The sinus gland appears to be a major source of hormonally released RPCH. In the crayfish, the RPCH release from the sinus gland is circadian, and is maximal at night (Arechiga, Cortes, Garcia & Rodriguez-Sosa, 1985). For crabs with calcified exoskeletons, the role of RPCH in the control of body pigment is not obvious. However, RPCH also causes pigment concentration in the ommatidia, thus enhancing visual sensitivity (Kulkarni & Fingerman, 1986). This enhanced visual sensitivity might increase foraging success, insofar as many crustacean species are nocturnally active and forage at night. If RPCH is released into the crab haemolymph at high enough concentrations to affect the STG (which is located within the dorsal aorta), then hormonally released RPCH might act to coordinate the animal’s feeding behaviour. Alternatively, haemolymph RPCH levels may remain below the threshold for effects on the STG, but may act as a primer for neurally released RPCH by lowering the threshold for neural action, as has been suggested for the effects of serotonin on swimming in the leech (Willard, 1981; Nusbaum & Kristan, 1986).

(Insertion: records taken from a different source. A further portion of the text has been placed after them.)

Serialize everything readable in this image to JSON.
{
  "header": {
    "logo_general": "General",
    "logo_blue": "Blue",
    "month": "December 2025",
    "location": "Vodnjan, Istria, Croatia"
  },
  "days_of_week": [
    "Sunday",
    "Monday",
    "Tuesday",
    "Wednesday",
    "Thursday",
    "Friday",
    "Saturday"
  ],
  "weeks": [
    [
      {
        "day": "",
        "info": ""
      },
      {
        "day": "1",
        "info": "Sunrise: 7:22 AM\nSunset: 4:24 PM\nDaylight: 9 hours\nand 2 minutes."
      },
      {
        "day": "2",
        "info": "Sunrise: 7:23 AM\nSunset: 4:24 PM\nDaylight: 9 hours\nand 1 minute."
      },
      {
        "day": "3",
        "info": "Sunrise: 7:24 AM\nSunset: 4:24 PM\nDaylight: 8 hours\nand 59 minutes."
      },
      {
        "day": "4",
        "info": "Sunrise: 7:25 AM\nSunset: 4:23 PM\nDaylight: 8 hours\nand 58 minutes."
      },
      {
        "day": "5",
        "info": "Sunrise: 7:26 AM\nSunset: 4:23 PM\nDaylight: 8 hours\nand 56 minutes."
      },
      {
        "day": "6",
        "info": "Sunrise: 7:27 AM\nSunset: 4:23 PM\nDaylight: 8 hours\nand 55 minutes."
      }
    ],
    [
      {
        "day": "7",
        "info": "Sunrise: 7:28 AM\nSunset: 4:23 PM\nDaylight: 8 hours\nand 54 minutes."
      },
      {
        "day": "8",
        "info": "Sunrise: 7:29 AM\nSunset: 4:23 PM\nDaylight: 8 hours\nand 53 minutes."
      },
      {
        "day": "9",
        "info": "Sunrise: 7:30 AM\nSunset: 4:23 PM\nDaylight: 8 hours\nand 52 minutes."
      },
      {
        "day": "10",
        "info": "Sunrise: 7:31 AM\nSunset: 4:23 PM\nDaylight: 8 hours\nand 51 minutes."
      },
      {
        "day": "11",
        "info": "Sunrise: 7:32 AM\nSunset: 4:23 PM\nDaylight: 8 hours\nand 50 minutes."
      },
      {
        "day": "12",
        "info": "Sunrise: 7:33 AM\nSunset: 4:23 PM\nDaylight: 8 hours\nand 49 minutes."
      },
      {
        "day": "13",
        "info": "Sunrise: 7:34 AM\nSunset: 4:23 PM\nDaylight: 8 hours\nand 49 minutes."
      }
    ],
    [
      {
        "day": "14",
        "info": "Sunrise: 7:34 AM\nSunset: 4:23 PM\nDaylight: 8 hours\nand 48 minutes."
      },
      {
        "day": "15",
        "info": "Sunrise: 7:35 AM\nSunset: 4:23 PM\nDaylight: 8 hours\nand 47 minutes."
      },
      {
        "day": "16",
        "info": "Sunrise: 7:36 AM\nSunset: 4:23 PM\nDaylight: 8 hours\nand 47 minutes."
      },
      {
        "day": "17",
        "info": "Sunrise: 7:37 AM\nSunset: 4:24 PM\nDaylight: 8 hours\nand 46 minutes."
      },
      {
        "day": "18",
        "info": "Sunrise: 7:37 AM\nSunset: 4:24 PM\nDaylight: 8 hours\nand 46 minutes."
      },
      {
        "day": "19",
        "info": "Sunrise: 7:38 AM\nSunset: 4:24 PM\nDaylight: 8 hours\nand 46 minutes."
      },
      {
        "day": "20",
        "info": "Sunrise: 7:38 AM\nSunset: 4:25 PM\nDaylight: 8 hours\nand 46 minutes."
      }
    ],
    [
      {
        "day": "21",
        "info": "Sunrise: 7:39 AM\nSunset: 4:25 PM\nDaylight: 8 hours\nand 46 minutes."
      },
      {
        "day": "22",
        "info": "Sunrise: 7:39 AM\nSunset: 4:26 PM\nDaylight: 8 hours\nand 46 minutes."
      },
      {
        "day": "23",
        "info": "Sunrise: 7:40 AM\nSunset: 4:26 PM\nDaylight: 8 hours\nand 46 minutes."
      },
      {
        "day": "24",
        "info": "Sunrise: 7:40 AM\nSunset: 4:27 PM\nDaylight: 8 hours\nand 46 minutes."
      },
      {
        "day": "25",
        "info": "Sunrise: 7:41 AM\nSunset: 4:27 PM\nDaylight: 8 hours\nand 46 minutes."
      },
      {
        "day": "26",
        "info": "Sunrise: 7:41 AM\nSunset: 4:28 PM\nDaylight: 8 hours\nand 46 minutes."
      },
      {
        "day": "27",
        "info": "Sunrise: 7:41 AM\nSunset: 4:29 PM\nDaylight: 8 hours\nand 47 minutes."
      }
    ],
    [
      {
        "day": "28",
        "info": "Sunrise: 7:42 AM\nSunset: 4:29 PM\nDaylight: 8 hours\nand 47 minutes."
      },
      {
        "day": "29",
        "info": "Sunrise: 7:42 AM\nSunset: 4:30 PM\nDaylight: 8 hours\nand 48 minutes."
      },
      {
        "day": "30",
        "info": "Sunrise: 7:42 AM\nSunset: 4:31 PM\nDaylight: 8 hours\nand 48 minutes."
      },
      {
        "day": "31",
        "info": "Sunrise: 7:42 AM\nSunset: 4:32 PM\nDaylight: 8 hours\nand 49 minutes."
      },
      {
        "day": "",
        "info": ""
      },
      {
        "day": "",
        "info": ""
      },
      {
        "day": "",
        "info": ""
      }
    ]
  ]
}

We thank the Elde laboratory for the kind supply of the RPCH antibody. We thank Mr Jorge Golowasch for reading an earlier version of this manuscript and Ms Carolyn Sherff for technical assistance. Mr Michael O’Neil gave us invaluable photographic assistance. Research supported by NRSA NS-07446 to MPN and NS-17813.